[Dataset records — start]

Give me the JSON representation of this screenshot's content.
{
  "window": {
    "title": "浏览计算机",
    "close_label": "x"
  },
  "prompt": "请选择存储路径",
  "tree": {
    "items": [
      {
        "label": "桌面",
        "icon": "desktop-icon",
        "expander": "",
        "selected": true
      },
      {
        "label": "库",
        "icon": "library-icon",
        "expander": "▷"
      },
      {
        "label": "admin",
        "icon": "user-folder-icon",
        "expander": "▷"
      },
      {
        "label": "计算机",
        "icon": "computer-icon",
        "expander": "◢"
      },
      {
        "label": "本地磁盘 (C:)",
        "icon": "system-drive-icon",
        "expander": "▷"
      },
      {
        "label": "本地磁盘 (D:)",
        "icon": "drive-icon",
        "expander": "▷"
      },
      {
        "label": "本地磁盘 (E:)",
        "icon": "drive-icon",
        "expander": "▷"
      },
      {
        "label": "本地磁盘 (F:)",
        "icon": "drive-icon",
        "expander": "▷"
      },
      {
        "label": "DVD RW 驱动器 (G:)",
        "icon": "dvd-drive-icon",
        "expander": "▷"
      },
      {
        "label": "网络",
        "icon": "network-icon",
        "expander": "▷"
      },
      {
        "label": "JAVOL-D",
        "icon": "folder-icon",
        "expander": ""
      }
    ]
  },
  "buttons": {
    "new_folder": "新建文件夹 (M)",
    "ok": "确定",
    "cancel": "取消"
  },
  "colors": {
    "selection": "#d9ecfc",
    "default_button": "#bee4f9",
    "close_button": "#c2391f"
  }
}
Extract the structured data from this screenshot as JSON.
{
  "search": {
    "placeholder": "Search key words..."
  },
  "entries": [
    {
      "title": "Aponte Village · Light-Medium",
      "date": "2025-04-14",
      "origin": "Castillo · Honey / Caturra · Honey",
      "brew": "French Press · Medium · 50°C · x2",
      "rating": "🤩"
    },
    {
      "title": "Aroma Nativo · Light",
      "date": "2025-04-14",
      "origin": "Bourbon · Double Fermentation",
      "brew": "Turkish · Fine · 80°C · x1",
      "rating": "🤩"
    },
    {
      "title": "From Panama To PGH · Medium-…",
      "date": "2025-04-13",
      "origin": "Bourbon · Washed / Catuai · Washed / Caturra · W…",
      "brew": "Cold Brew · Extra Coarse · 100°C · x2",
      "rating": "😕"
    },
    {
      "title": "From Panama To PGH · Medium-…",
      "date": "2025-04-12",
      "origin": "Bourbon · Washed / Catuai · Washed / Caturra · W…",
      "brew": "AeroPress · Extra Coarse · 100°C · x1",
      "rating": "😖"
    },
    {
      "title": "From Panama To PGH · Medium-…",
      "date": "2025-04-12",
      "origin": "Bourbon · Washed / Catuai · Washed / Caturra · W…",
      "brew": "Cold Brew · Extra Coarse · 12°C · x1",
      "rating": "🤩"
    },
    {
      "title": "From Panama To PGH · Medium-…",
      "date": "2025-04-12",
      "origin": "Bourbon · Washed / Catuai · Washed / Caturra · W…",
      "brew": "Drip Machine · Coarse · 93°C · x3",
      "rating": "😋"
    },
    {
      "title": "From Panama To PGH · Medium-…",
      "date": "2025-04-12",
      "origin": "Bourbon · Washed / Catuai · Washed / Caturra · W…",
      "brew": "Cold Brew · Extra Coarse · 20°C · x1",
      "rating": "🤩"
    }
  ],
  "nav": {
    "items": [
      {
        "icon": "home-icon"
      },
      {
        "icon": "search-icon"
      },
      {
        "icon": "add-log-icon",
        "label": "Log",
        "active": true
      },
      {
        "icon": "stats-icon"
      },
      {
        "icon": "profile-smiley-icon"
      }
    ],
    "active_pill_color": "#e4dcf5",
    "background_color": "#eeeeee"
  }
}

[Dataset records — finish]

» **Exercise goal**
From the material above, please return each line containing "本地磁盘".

» **Reply to the exercise**
        "label": "本地磁盘 (C:)",
        "label": "本地磁盘 (D:)",
        "label": "本地磁盘 (E:)",
        "label": "本地磁盘 (F:)",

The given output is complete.